> WORK ITEM
Among the records below, count the lines where "likes" occurs, and report that total alone.

> INPUT
/---
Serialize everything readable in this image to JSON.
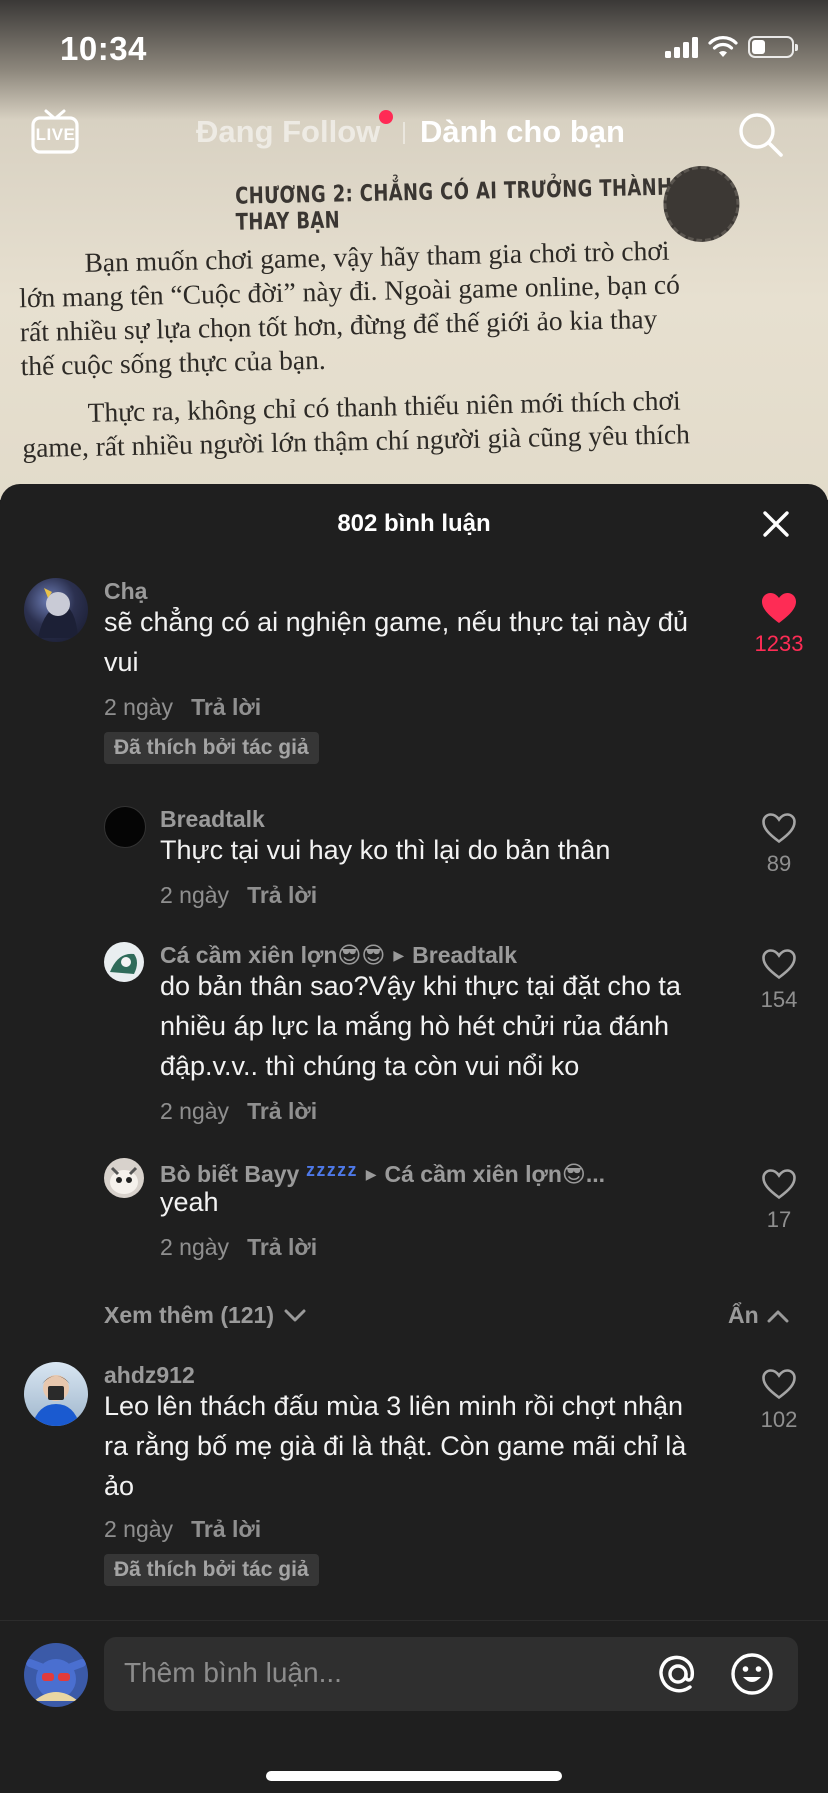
{
  "status_bar": {
    "time": "10:34",
    "battery_level": 0.35
  },
  "video": {
    "book_chapter": "CHƯƠNG 2: CHẲNG CÓ AI TRƯỞNG THÀNH THAY BẠN",
    "book_lines": [
      "Bạn muốn chơi game, vậy hãy tham gia chơi trò chơi",
      "lớn mang tên “Cuộc đời” này đi. Ngoài game online, bạn có",
      "rất nhiều sự lựa chọn tốt hơn, đừng để thế giới ảo kia thay",
      "thế cuộc sống thực của bạn.",
      "Thực ra, không chỉ có thanh thiếu niên mới thích chơi",
      "game, rất nhiều người lớn thậm chí người già cũng yêu thích"
    ]
  },
  "top_nav": {
    "live_label": "LIVE",
    "following": "Đang Follow",
    "for_you": "Dành cho bạn"
  },
  "comments_sheet": {
    "title": "802 bình luận",
    "comments": [
      {
        "user": "Chạ",
        "text": "sẽ chẳng có ai nghiện game, nếu thực tại này đủ vui",
        "time": "2 ngày",
        "reply": "Trả lời",
        "badge": "Đã thích bởi tác giả",
        "likes": "1233",
        "liked": true
      },
      {
        "user": "Breadtalk",
        "text": "Thực tại vui hay ko thì lại do bản thân",
        "time": "2 ngày",
        "reply": "Trả lời",
        "likes": "89"
      },
      {
        "user": "Cá cầm xiên lợn😎😎",
        "reply_to": "Breadtalk",
        "text": "do bản thân sao?Vậy khi thực tại đặt cho ta nhiều áp lực la mắng hò hét chửi rủa đánh đập.v.v.. thì chúng ta còn vui nổi ko",
        "time": "2 ngày",
        "reply": "Trả lời",
        "likes": "154"
      },
      {
        "user": "Bò biết Bayy",
        "user_decoration": "ᶻᶻᶻᶻᶻ",
        "reply_to": "Cá cầm xiên lợn😎...",
        "text": "yeah",
        "time": "2 ngày",
        "reply": "Trả lời",
        "likes": "17"
      },
      {
        "user": "ahdz912",
        "text": "Leo lên thách đấu mùa 3 liên minh rồi chợt nhận ra rằng bố mẹ già đi là thật. Còn game mãi chỉ là ảo",
        "time": "2 ngày",
        "reply": "Trả lời",
        "badge": "Đã thích bởi tác giả",
        "likes": "102"
      }
    ],
    "view_more": "Xem thêm (121)",
    "hide": "Ẩn"
  },
  "input_bar": {
    "placeholder": "Thêm bình luận..."
  },
  "colors": {
    "accent_red": "#fe2c55",
    "sheet_bg": "#1f1f1f",
    "input_bg": "#2f2f2f"
  }
}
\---
> FINISHED EXERCISE
5